But his absence was announced by Court of Appeal president Justice Tan Sri Rohana Yusuf, who chaired the panel and allowed the ex-aides' appeal on April 19.

It is understood that while Justice Azahar is hospitalised at the Sungai Buloh Hospital, his family members have been discharged.

theedgemarkets.com has contacted the Federal Court's office on the matter and is awaiting its response.

Justice Zawawi's temporary appointment is made under Section 9(3) (a) of the Courts of Judicature Act 1964, that stipulates that should there be a vacancy due to an incapacitation or vacancy, a Federal Court judge could be appointed to perform the duties of the person.

The chief judge's post is the third most senior post in Malaysia's judiciary.

Meanwhile, several court staff in Putrajaya are said to have contracted Covid 19, but most of them have not been hospitalised so far.

In a related development, a source close to the judiciary said senior judges have yet to receive Covid 19 vaccines, which has now made its way to frontliners.

“We have yet to receive vaccinations for Covid 19, but at the same time, we are wondering whether the magistrates should be the first to receive,” said a source on condition of anonymity.

Magistrates have been on the front line in dealing with remand prisoners and also presiding over criminal cases, and their courts are often quite congested.

Meanwhile, at the criminal high courts in the Kuala Lumpur Courts Complex, plastic screen barriers have been placed to separate the prosecution and defence benches, as well as the accused dock and the interpreters and judges sitting in front.

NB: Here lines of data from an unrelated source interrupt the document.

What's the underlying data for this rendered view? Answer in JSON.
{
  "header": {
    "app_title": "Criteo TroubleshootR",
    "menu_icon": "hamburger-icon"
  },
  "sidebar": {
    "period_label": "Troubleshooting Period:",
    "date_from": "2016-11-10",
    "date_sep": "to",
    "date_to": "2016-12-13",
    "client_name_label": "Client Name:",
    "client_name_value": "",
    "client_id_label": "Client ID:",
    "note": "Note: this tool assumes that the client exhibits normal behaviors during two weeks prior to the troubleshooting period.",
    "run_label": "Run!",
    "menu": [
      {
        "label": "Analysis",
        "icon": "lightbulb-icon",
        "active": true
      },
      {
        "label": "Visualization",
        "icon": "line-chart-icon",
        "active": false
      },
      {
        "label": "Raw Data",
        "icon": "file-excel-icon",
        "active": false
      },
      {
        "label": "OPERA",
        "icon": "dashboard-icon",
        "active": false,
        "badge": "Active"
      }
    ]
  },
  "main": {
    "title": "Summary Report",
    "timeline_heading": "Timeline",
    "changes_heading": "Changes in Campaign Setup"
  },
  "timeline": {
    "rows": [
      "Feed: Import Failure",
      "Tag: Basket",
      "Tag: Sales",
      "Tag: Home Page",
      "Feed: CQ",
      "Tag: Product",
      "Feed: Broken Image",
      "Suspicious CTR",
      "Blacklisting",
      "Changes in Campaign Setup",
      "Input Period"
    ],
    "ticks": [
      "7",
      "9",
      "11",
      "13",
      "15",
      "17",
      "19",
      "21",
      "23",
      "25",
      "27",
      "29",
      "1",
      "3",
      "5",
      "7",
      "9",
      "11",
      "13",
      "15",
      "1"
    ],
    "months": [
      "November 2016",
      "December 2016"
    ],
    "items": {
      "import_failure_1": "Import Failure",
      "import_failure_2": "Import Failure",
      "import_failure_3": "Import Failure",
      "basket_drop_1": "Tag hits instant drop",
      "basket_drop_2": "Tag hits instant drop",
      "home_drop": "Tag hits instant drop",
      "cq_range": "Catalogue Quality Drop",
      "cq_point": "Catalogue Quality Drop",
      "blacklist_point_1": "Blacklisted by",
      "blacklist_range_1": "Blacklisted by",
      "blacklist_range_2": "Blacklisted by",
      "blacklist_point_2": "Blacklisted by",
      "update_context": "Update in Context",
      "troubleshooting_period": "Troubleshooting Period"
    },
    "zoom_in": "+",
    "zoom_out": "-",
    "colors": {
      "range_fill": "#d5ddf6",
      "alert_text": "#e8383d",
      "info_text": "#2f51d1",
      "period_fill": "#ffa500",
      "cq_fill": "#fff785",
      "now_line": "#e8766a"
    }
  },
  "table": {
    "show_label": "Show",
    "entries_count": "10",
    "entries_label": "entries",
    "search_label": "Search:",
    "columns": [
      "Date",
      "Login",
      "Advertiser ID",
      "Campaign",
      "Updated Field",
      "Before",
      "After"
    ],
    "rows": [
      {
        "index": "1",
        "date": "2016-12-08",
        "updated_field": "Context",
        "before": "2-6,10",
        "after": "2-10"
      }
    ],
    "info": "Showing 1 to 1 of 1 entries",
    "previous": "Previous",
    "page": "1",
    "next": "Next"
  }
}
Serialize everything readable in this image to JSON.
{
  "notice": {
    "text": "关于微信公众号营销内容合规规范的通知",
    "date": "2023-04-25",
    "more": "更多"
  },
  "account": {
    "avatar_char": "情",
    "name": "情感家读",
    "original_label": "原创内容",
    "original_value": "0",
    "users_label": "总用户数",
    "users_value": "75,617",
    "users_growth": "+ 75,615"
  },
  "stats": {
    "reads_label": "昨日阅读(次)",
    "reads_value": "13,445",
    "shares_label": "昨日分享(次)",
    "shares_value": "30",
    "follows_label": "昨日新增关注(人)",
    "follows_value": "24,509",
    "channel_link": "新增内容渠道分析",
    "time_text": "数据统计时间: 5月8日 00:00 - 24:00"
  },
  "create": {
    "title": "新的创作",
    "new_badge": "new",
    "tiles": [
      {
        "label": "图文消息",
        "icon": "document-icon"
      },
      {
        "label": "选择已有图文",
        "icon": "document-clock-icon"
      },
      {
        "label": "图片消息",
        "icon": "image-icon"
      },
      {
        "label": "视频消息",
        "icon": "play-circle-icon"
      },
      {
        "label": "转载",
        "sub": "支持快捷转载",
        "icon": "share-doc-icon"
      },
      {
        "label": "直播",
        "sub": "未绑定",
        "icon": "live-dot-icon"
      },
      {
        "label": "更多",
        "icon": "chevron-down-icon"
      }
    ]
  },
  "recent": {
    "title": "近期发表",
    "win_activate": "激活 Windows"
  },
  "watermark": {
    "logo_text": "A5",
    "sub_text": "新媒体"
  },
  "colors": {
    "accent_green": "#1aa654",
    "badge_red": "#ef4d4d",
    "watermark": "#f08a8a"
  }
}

It is understood that this precaution is there to prevent the spread of Covid 19.

S Kanagaraju